U.S. Classification709/206, 379/188, 709/204, 713/168, 726/22, 713/182, 726/1, 379/196, 705/50, 709/232, 379/142.05
International ClassificationG06Q30/00, G06F15/16, H04L12/58, G06F7/00
Cooperative ClassificationG06Q30/02, H04L12/585, H04L51/12
European ClassificationH04L12/58F, G06Q30/02, H04L51/12
Legal Events
DateCodeEventDescription
Oct 13, 2014FPAYFee payment
Year of fee payment: 4
Nov 29, 2004ASAssignment
Owner name: UNSPAM, LLC., ILLINOIS

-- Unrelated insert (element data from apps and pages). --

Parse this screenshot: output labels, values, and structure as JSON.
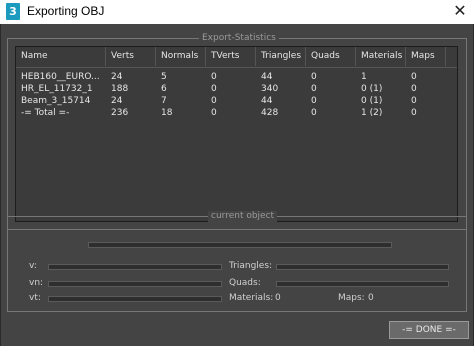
{
  "window": {
    "title": "Exporting OBJ",
    "app_icon_text": "3",
    "close_glyph": "✕"
  },
  "stats": {
    "legend": "Export-Statistics",
    "columns": [
      "Name",
      "Verts",
      "Normals",
      "TVerts",
      "Triangles",
      "Quads",
      "Materials",
      "Maps"
    ],
    "rows": [
      [
        "HEB160__EURO...",
        "24",
        "5",
        "0",
        "44",
        "0",
        "1",
        "0"
      ],
      [
        "HR_EL_11732_1",
        "188",
        "6",
        "0",
        "340",
        "0",
        "0 (1)",
        "0"
      ],
      [
        "Beam_3_15714",
        "24",
        "7",
        "0",
        "44",
        "0",
        "0 (1)",
        "0"
      ],
      [
        "-= Total =-",
        "236",
        "18",
        "0",
        "428",
        "0",
        "1 (2)",
        "0"
      ]
    ]
  },
  "current_object": {
    "legend": "current object",
    "v_label": "v:",
    "vn_label": "vn:",
    "vt_label": "vt:",
    "triangles_label": "Triangles:",
    "quads_label": "Quads:",
    "materials_label": "Materials:",
    "materials_value": "0",
    "maps_label": "Maps:",
    "maps_value": "0"
  },
  "done_button": "-= DONE =-"
}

Free format text: ASSIGNMENT OF ASSIGNORS INTEREST;ASSIGNORS:KELLER, ARTHUR M.;HOLLOWAY, LEE;RODRIGUES, JOHN;AND OTHERS;REEL/FRAME:016033/0382
Effective date: 20040429